Transportation reform must happen in the state’s fall session
State transportation reform was linked to liquor store privatization during recent state budget talks and therefore failed to pass. But the numbers suggest that there better be a new transportation bill soon like this fall’s session to take care of Pennsylvania’s roads and bridges.
There are 25,000 state-owned bridges. Their average age is more than 50 years old. In Lycoming County alone, there are 108 structurally-deficient bridges, 65 locally-owned and 43 state-owned. A study group analyzed transportation issues in Pennsylvania and determined it would take a $2.5 billion annual proposal over 10 years to heal the ailing roads and bridges.
There are 63 projects that won’t happen if a transportation bill isn’t passed.
“Roads and bridges are falling apart,” state Rep. Garth Everett, a Muncy Republican, summed up recently.

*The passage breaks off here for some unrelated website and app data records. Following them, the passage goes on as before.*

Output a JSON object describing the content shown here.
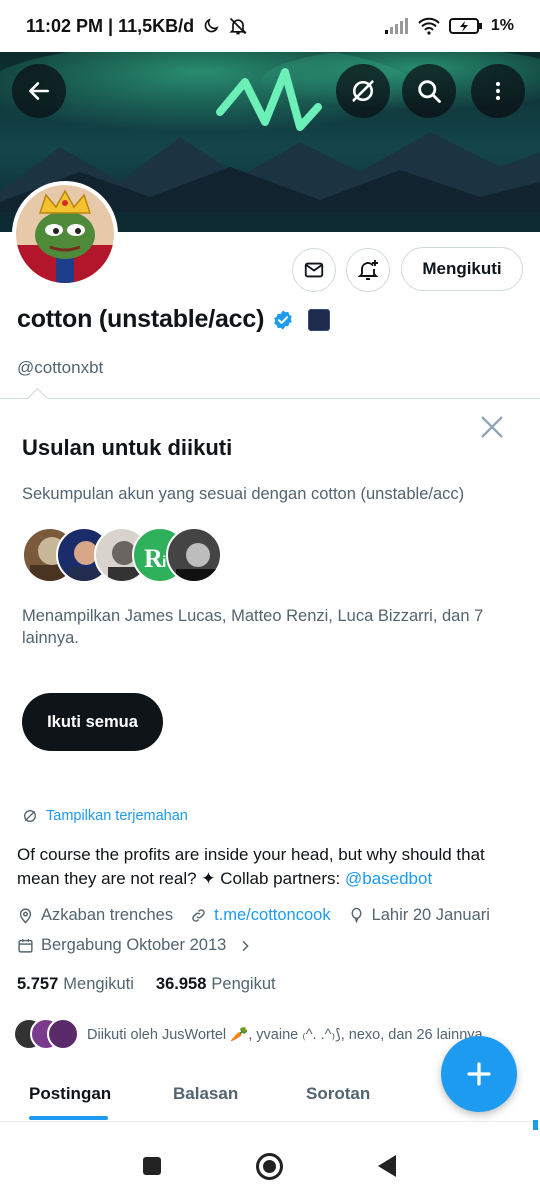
{
  "status_bar": {
    "time_and_speed": "11:02 PM | 11,5KB/d",
    "battery": "1%"
  },
  "profile": {
    "name": "cotton (unstable/acc)",
    "handle": "@cottonxbt",
    "follow_button": "Mengikuti",
    "bio_text": "Of course the profits are inside your head, but why should that mean they are not real? ✦ Collab partners: ",
    "bio_mention": "@basedbot",
    "translate": "Tampilkan terjemahan",
    "location": "Azkaban trenches",
    "website": "t.me/cottoncook",
    "birthday": "Lahir 20 Januari",
    "joined": "Bergabung Oktober 2013",
    "following_count": "5.757",
    "following_label": "Mengikuti",
    "followers_count": "36.958",
    "followers_label": "Pengikut",
    "followed_by": "Diikuti oleh JusWortel 🥕, yvaine ₍^. .^₎⟆, nexo, dan 26 lainnya"
  },
  "suggestions": {
    "title": "Usulan untuk diikuti",
    "subtitle": "Sekumpulan akun yang sesuai dengan cotton (unstable/acc)",
    "showing": "Menampilkan James Lucas, Matteo Renzi, Luca Bizzarri, dan 7 lainnya.",
    "follow_all": "Ikuti semua"
  },
  "tabs": [
    {
      "label": "Postingan"
    },
    {
      "label": "Balasan"
    },
    {
      "label": "Sorotan"
    }
  ],
  "colors": {
    "accent": "#1d9bf0",
    "text": "#0f1419",
    "muted": "#536471"
  }
}
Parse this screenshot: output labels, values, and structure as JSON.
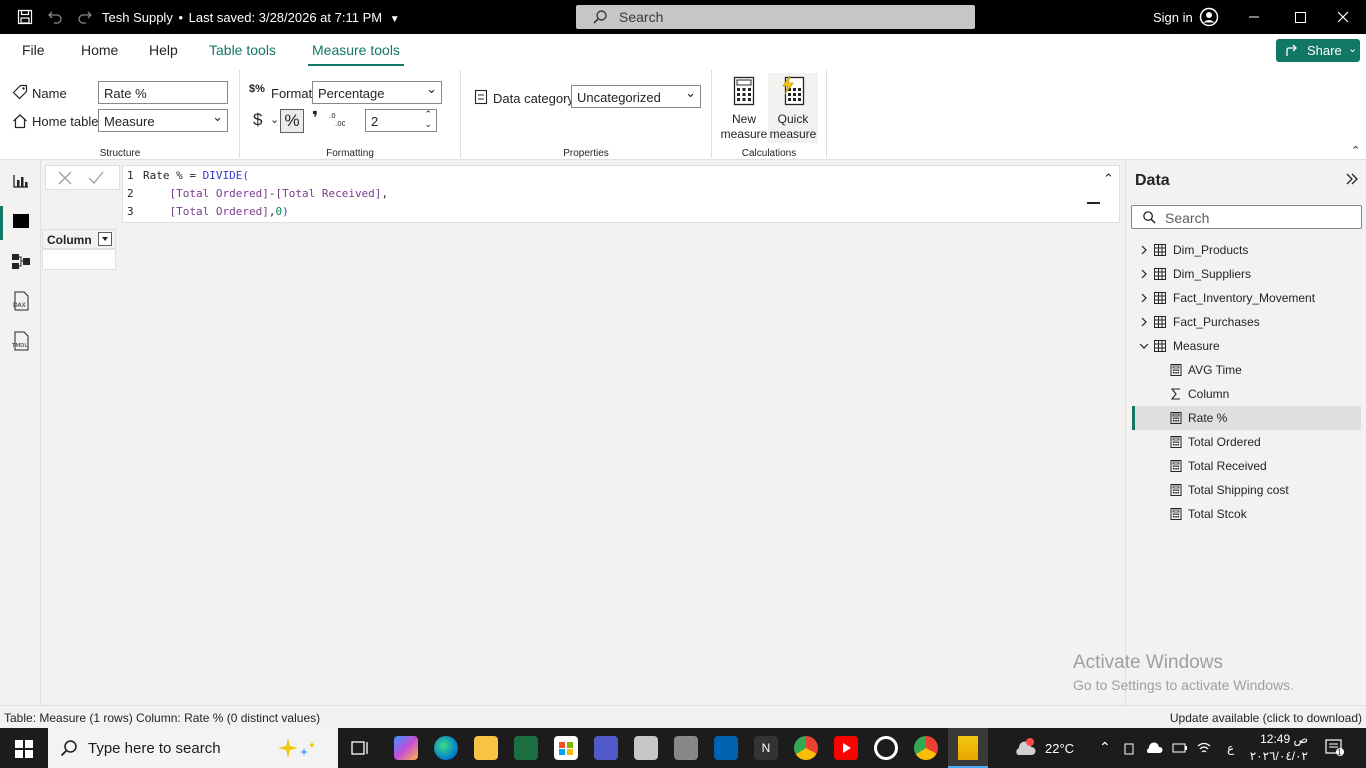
{
  "titlebar": {
    "file_name": "Tesh Supply",
    "saved_status": "Last saved: 3/28/2026 at 7:11 PM",
    "search_placeholder": "Search",
    "signin_label": "Sign in"
  },
  "tabs": {
    "file": "File",
    "home": "Home",
    "help": "Help",
    "table_tools": "Table tools",
    "measure_tools": "Measure tools"
  },
  "share_label": "Share",
  "ribbon": {
    "name_label": "Name",
    "name_value": "Rate %",
    "home_table_label": "Home table",
    "home_table_value": "Measure",
    "structure_group": "Structure",
    "format_label": "Format",
    "format_value": "Percentage",
    "currency_symbol": "$",
    "percent_symbol": "%",
    "comma_symbol": "❜",
    "decimal_places": "2",
    "formatting_group": "Formatting",
    "data_category_label": "Data category",
    "data_category_value": "Uncategorized",
    "properties_group": "Properties",
    "new_measure_label_1": "New",
    "new_measure_label_2": "measure",
    "quick_measure_label_1": "Quick",
    "quick_measure_label_2": "measure",
    "calculations_group": "Calculations"
  },
  "formula": {
    "line_numbers": [
      "1",
      "2",
      "3"
    ],
    "line1_name": "Rate % = ",
    "line1_func": "DIVIDE(",
    "line2_indent": "    ",
    "line2_col1": "[Total Ordered]",
    "line2_op": "-",
    "line2_col2": "[Total Received]",
    "line2_end": ",",
    "line3_indent": "    ",
    "line3_col": "[Total Ordered]",
    "line3_sep": ",",
    "line3_num": "0",
    "line3_end": ")"
  },
  "table": {
    "column_header": "Column"
  },
  "data_pane": {
    "title": "Data",
    "search_placeholder": "Search",
    "tables": [
      "Dim_Products",
      "Dim_Suppliers",
      "Fact_Inventory_Movement",
      "Fact_Purchases"
    ],
    "measure_table": "Measure",
    "measures": [
      "AVG Time",
      "Column",
      "Rate %",
      "Total Ordered",
      "Total Received",
      "Total Shipping cost",
      "Total Stcok"
    ],
    "selected_measure": "Rate %"
  },
  "status_bar": {
    "left": "Table: Measure (1 rows) Column: Rate % (0 distinct values)",
    "right": "Update available (click to download)"
  },
  "watermark": {
    "line1": "Activate Windows",
    "line2": "Go to Settings to activate Windows."
  },
  "taskbar": {
    "search_placeholder": "Type here to search",
    "temperature": "22°C",
    "time": "12:49 ص",
    "date": "٢٠٢٦/٠٤/٠٢",
    "lang": "ع",
    "notification_count": "1"
  },
  "colors": {
    "accent": "#117865",
    "titlebar": "#000000",
    "taskbar": "#1c1c1c"
  }
}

So why no transportation bill? For starters, attaching it to the controversial liquor privatization bill drew more opposition in the state House than the bill might have otherwise encountered.
The bill also called for an increase in the state gasoline tax at the pump, which drew opposition in many quarters.

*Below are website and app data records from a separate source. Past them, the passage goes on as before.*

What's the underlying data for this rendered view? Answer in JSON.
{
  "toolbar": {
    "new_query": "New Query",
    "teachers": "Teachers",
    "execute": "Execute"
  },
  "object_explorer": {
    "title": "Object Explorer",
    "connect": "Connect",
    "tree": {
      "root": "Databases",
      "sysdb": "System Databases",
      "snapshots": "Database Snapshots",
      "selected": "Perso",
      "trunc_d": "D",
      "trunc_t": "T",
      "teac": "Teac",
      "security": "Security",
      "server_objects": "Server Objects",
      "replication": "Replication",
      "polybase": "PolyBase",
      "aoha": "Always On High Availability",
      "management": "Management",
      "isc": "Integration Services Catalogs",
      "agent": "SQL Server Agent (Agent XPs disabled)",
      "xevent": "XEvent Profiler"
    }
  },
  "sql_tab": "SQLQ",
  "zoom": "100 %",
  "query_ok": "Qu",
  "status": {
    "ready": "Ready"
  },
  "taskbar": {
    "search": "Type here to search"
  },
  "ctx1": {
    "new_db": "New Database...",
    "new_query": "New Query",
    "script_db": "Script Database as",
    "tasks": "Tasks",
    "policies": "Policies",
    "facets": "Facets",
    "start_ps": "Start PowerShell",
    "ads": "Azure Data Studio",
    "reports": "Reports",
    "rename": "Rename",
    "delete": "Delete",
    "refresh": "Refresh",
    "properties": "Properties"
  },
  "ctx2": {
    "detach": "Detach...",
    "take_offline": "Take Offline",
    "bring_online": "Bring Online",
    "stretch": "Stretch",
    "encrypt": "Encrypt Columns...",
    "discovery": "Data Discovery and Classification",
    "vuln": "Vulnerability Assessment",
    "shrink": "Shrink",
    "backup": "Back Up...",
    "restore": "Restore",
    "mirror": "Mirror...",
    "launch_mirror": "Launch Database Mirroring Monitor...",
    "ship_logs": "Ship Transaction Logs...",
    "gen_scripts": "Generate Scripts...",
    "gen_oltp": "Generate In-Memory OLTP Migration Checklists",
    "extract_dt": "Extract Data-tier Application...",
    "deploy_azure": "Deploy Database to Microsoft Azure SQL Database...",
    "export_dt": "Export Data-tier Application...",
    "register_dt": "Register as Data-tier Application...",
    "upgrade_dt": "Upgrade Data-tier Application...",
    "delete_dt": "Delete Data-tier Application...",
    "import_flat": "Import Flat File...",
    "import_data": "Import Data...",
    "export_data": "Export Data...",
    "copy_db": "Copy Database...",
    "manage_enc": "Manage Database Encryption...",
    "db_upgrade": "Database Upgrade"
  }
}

We ourselves have opposed state gasoline tax increases at the pump in the past. But the state and local transportation needs have reached a crisis stage and the costs that are now high will become even greater in the future if the necessary road and bridge updates and repairs aren’t done.
The transportation budget is separate from the state General Fund and the highway and bridge needs are a priority that should cross party lines.
That would seem to make transportation reform a reasonable priority for the state Legislature’s fall session. It better be.